Can you eat for a day on $4.50?
Working Together to End Hunger
Fighting Poverty with Faith is building a nationwide, interfaith movement to cut domestic poverty in half by 2020.
JFS Executive Director Beth Schwartz is once again taking the challenge...
but this time as an 82-year old woman. Follow the blog
In 2016, Fighting Poverty with Faith is "Working Together to End Hunger." We enlist the moral authority and organizing power of the coordinated faith community to move individuals and communities to action and advocate for clear, immediate policy solutions to address the root causes of poverty.
Join us today by participating in the Food Stamp Challenge - a challenge to live for 1 week on the average food stamp allotment. Leaders and community members across the nation are taking the Food Stamp Challenge in order to help them better understand how the program works on a personal level and to highlight the continued need for and importance of feeding programs to alleviate hunger in the United States.
After choosing the date and duration of their SNAP challenge, participants will live on the nationwide average food stamp benefit. According to the U.S. Department of Agriculture, which is responsible for administering the Food Stamp Program, the nationwide average monthly benefit in 2010 was $133.79, approximately $4.50 a day or $1.50 a meal.
Why a Food Stamp Challenge? The Supplemental Nutrition Assistance Program, or SNAP (aka Food Stamps), currently helps nearly 45 million low-income people purchase food for their families – that’s 1 in 7 Americans.

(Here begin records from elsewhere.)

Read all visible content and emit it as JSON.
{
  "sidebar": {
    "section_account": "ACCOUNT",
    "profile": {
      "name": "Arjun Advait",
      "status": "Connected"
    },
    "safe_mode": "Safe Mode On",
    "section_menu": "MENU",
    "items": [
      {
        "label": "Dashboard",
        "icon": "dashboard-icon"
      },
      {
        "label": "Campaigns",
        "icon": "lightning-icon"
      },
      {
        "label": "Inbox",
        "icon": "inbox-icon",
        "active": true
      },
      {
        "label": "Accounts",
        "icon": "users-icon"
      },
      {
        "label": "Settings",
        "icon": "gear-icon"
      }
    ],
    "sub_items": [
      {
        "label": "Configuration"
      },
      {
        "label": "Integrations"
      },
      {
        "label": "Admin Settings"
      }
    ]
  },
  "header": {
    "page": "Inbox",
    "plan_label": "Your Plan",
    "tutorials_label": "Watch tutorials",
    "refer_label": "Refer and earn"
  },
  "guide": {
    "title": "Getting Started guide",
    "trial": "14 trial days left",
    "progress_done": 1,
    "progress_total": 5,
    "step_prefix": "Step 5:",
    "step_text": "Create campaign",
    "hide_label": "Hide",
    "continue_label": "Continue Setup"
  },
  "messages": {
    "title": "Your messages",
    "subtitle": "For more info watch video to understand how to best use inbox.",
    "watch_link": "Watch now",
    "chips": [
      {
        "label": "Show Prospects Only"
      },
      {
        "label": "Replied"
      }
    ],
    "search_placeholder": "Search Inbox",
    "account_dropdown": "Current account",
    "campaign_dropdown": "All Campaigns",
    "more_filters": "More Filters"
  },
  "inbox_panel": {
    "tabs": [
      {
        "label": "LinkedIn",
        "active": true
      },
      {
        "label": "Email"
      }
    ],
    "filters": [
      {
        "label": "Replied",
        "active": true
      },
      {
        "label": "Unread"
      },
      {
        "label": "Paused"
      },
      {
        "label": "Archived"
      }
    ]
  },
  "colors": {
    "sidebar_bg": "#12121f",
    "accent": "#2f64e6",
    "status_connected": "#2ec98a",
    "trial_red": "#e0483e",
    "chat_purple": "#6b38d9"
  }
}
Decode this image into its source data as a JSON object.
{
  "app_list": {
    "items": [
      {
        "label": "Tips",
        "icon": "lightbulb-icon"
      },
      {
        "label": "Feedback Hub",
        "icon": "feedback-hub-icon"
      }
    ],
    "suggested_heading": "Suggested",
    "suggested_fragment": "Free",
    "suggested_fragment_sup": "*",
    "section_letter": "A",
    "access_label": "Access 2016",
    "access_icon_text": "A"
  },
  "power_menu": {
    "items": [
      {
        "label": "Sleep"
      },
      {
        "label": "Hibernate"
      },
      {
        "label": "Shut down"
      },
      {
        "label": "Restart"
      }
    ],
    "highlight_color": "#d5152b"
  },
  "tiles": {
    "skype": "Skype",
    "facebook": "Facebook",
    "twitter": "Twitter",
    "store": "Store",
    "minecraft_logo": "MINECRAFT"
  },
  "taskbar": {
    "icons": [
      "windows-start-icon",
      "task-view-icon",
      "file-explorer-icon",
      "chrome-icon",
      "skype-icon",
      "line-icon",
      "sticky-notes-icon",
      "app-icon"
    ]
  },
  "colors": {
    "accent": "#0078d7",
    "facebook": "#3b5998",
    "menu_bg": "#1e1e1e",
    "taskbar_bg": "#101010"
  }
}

The program is designed as a safety net to help ensure that people have access to food during difficult times, with the majority of people leaving the program within nine months. More than half of food stamp recipients are children and eight percent are over 60 years of age.